● PROBLEM REQUIREMENTS
From the listing below, return each line that includes "title".

● EXERCISE INPUT
··········
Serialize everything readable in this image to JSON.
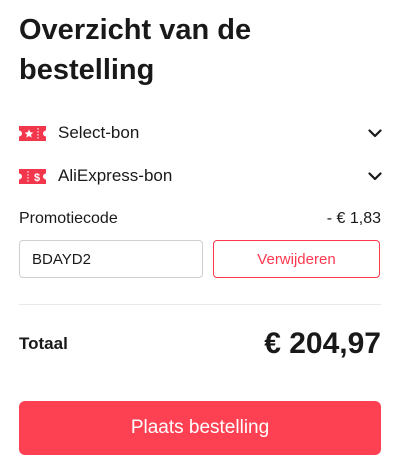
{
  "summary": {
    "title": "Overzicht van de bestelling"
  },
  "coupons": [
    {
      "label": "Select-bon",
      "icon": "select-coupon-icon",
      "icon_color": "#f2364b"
    },
    {
      "label": "AliExpress-bon",
      "icon": "aliexpress-coupon-icon",
      "icon_color": "#f2364b"
    }
  ],
  "promo": {
    "label": "Promotiecode",
    "discount": "- € 1,83",
    "code_value": "BDAYD2",
    "remove_label": "Verwijderen"
  },
  "total": {
    "label": "Totaal",
    "amount": "€ 204,97"
  },
  "actions": {
    "place_order_label": "Plaats bestelling"
  },
  "colors": {
    "accent": "#fd4152",
    "text": "#191919",
    "border": "#cfcfcf"
  }
}
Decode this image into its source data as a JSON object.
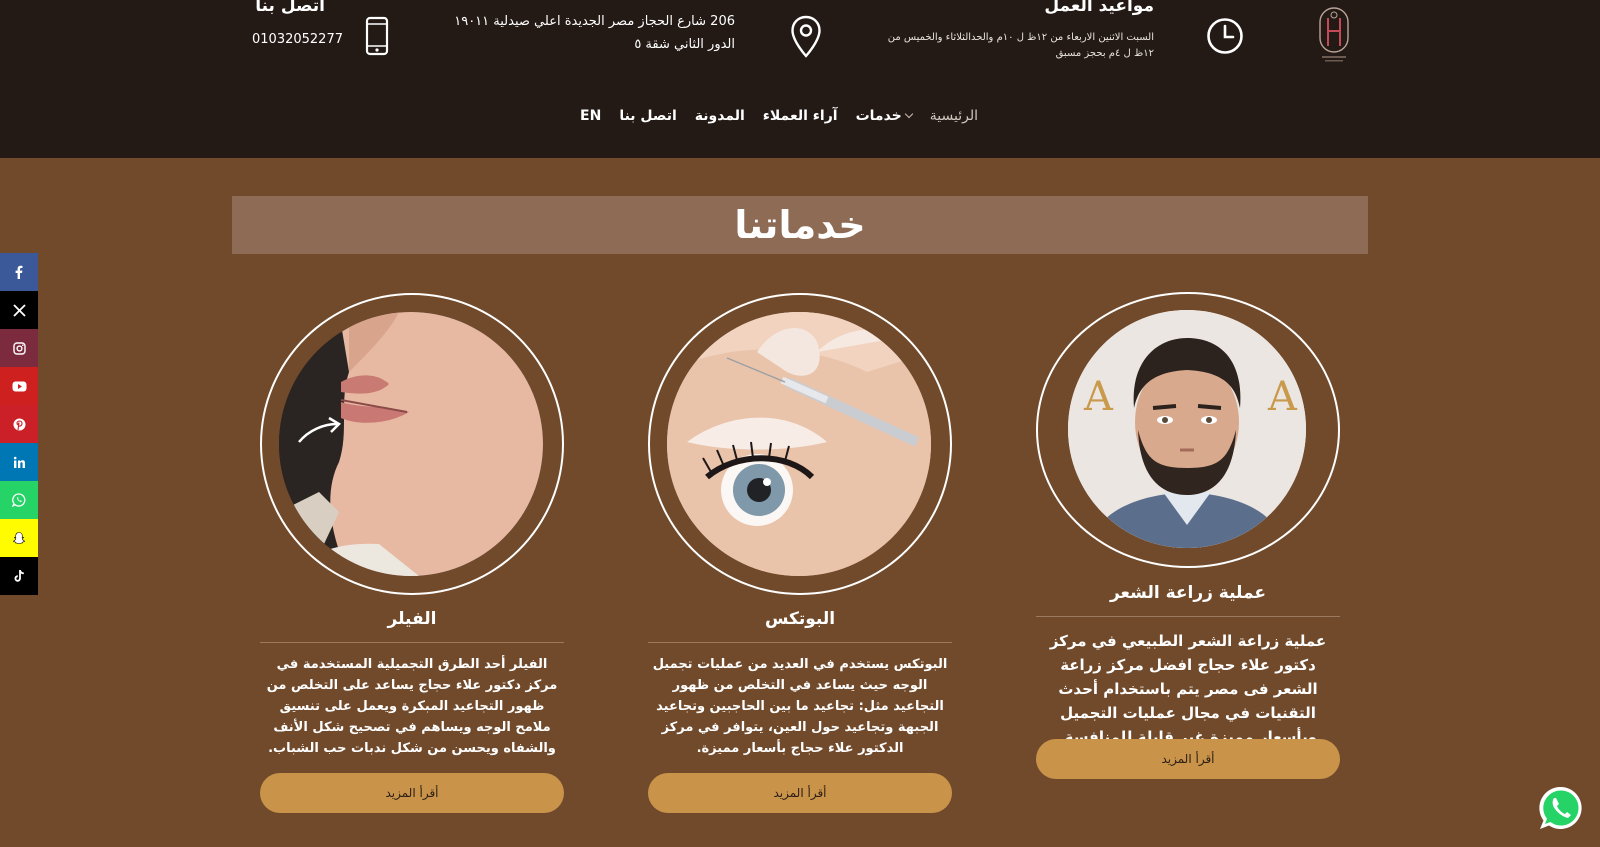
{
  "header": {
    "logo_icon": "clinic-logo-icon",
    "hours": {
      "icon": "clock-icon",
      "title": "مواعيد العمل",
      "line1": "السبت الاثنين الاربعاء من ١٢ظ ل ١٠م والحدالثلاثاء والخميس من",
      "line2": "١٢ظ ل ٤م بحجز مسبق"
    },
    "address": {
      "icon": "location-pin-icon",
      "line1": "206 شارع الحجاز مصر الجديدة اعلي صيدلية ١٩٠١١",
      "line2": "الدور الثاني شقة ٥"
    },
    "contact": {
      "icon": "phone-icon",
      "title": "اتصل بنا",
      "phone": "01032052277"
    }
  },
  "nav": {
    "items": [
      {
        "label": "الرئيسية",
        "active": true
      },
      {
        "label": "خدمات",
        "has_dropdown": true
      },
      {
        "label": "آراء العملاء"
      },
      {
        "label": "المدونة"
      },
      {
        "label": "اتصل بنا"
      },
      {
        "label": "EN"
      }
    ]
  },
  "social": [
    {
      "name": "facebook-icon",
      "color": "#3b5998"
    },
    {
      "name": "x-twitter-icon",
      "color": "#000000"
    },
    {
      "name": "instagram-icon",
      "color": "#7b2b3d"
    },
    {
      "name": "youtube-icon",
      "color": "#cd201f"
    },
    {
      "name": "pinterest-icon",
      "color": "#cb2027"
    },
    {
      "name": "linkedin-icon",
      "color": "#0077b5"
    },
    {
      "name": "whatsapp-icon",
      "color": "#25d366"
    },
    {
      "name": "snapchat-icon",
      "color": "#fffc00"
    },
    {
      "name": "tiktok-icon",
      "color": "#000000"
    }
  ],
  "section": {
    "title": "خدماتنا"
  },
  "cards": [
    {
      "title": "عملية زراعة الشعر",
      "description": "عملية زراعة الشعر الطبيعي في مركز دكتور علاء حجاج افضل مركز زراعة الشعر فى مصر يتم باستخدام أحدث التقنيات في مجال عمليات التجميل وبأسعار مميزة غير قابلة للمنافسة.",
      "button": "أقرأ المزيد"
    },
    {
      "title": "البوتكس",
      "description": "البوتكس يستخدم في العديد من عمليات تجميل الوجه حيث يساعد في التخلص من ظهور التجاعيد مثل: تجاعيد ما بين الحاجبين وتجاعيد الجبهة وتجاعيد حول العين، يتوافر في مركز الدكتور علاء حجاج بأسعار مميزة.",
      "button": "أقرأ المزيد"
    },
    {
      "title": "الفيلر",
      "description": "الفيلر أحد الطرق التجميلية المستخدمة في مركز دكتور علاء حجاج يساعد على التخلص من ظهور التجاعيد المبكرة ويعمل على تنسيق ملامح الوجه ويساهم في تصحيح شكل الأنف والشفاه ويحسن من شكل ندبات حب الشباب.",
      "button": "أقرأ المزيد"
    }
  ],
  "floating": {
    "icon": "whatsapp-float-icon",
    "color": "#25d366"
  }
}
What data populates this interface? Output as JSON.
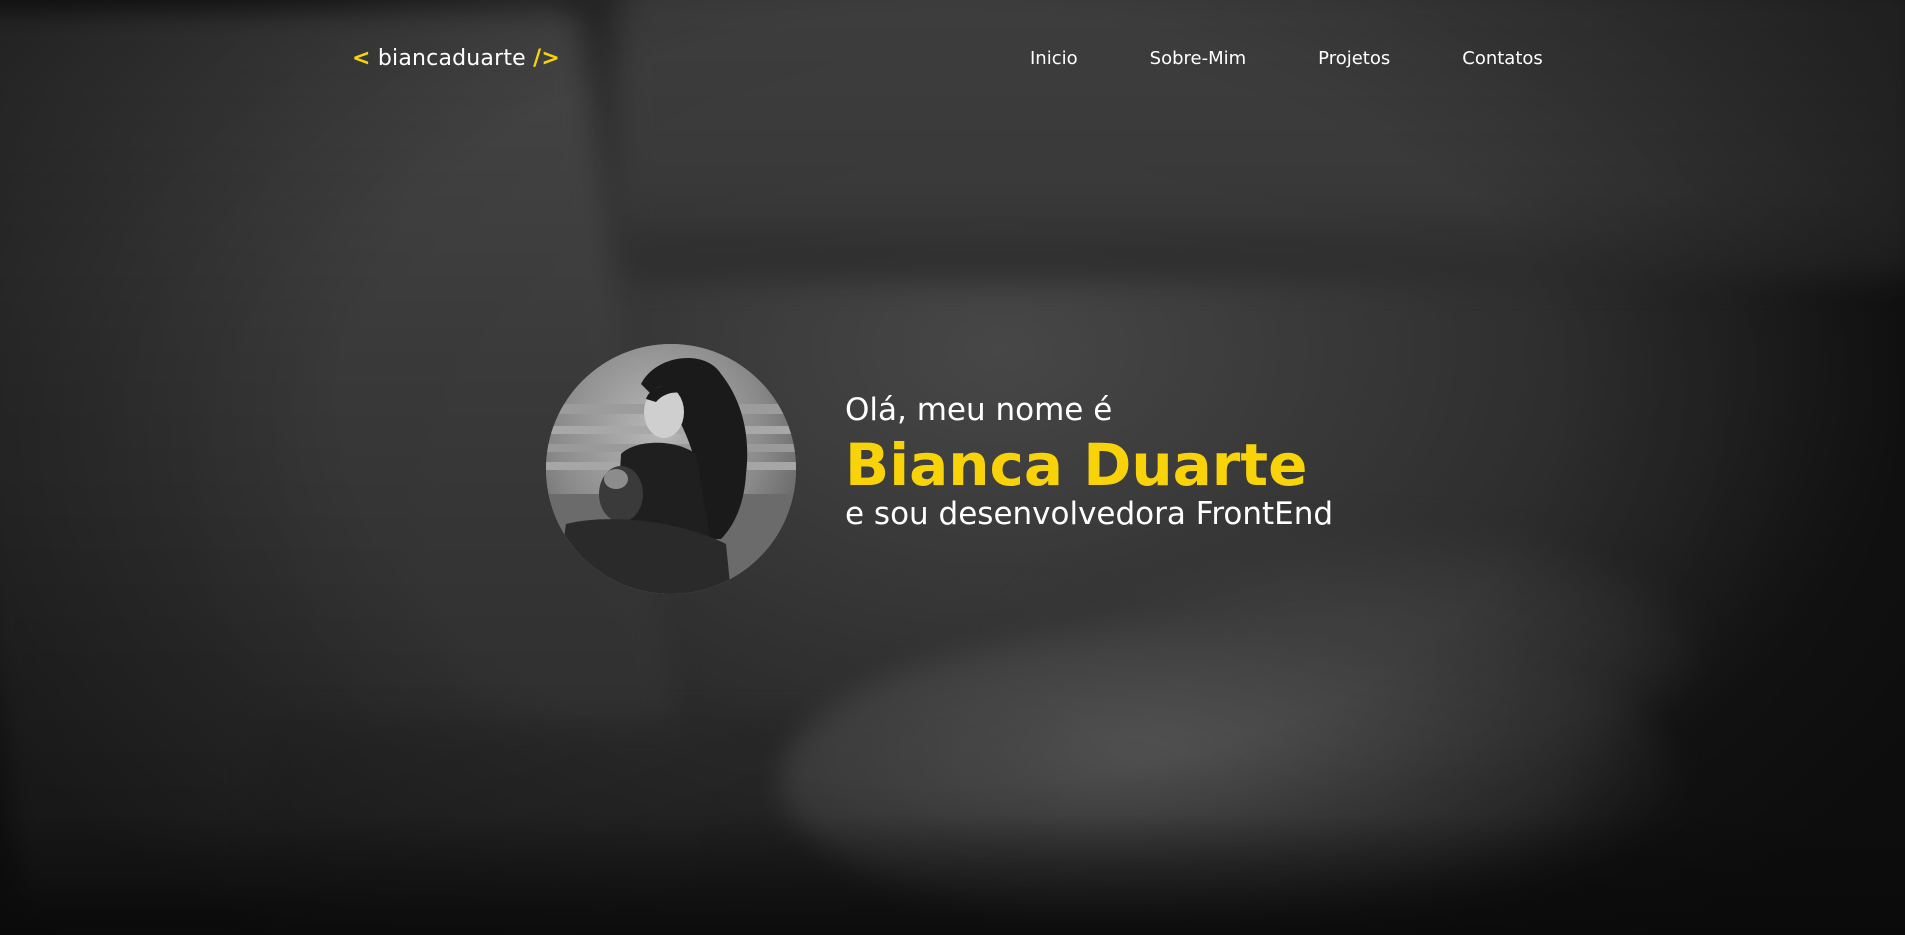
{
  "header": {
    "logo": {
      "open_tag": "<",
      "name": "biancaduarte",
      "close_tag": "/>"
    },
    "nav": [
      "Inicio",
      "Sobre-Mim",
      "Projetos",
      "Contatos"
    ]
  },
  "intro": {
    "greeting": "Olá, meu nome é",
    "name": "Bianca Duarte",
    "role": "e sou desenvolvedora FrontEnd"
  },
  "colors": {
    "accent": "#f9d30a",
    "text": "#ffffff",
    "background": "#2b2b2b"
  },
  "icons": {
    "avatar": "profile-photo"
  }
}
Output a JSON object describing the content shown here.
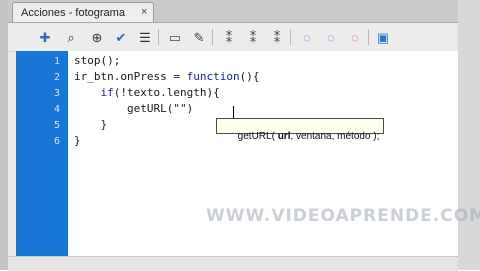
{
  "tab": {
    "title": "Acciones - fotograma",
    "close_glyph": "×"
  },
  "toolbar": {
    "buttons": [
      {
        "icon": "add-statement-icon",
        "glyph": "✚"
      },
      {
        "icon": "find-icon",
        "glyph": "⌕"
      },
      {
        "icon": "target-icon",
        "glyph": "⊕"
      },
      {
        "icon": "check-syntax-icon",
        "glyph": "✔"
      },
      {
        "icon": "auto-format-icon",
        "glyph": "☰"
      },
      {
        "icon": "code-hint-icon",
        "glyph": "▭"
      },
      {
        "icon": "debug-options-icon",
        "glyph": "✎"
      },
      {
        "icon": "collapse-between-braces-icon",
        "glyph": "⁑"
      },
      {
        "icon": "collapse-selection-icon",
        "glyph": "⁑"
      },
      {
        "icon": "expand-all-icon",
        "glyph": "⁑"
      },
      {
        "icon": "apply-block-comment-icon",
        "glyph": "◌"
      },
      {
        "icon": "apply-line-comment-icon",
        "glyph": "◌"
      },
      {
        "icon": "remove-comment-icon",
        "glyph": "◌"
      },
      {
        "icon": "show-hide-toolbox-icon",
        "glyph": "▣"
      }
    ]
  },
  "editor": {
    "line_numbers": [
      "1",
      "2",
      "3",
      "4",
      "5",
      "6"
    ],
    "lines": [
      "stop();",
      "ir_btn.onPress = function(){",
      "    if(!texto.length){",
      "        getURL(\"\")",
      "    }",
      "}"
    ]
  },
  "code_hint": {
    "text": "getURL( url, ventana, método );",
    "bold_param": "url"
  },
  "watermark": "WWW.VIDEOAPRENDE.COM",
  "colors": {
    "gutter": "#1877d6",
    "keyword": "#1a1ab8"
  }
}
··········
● RESULT
    "title": "Overzicht van de bestelling"
      "title": "مواعيد العمل",
      "title": "اتصل بنا",
    "title": "خدماتنا"
      "title": "عملية زراعة الشعر",
      "title": "البوتكس",
      "title": "الفيلر",
    "title": "Acciones - fotograma",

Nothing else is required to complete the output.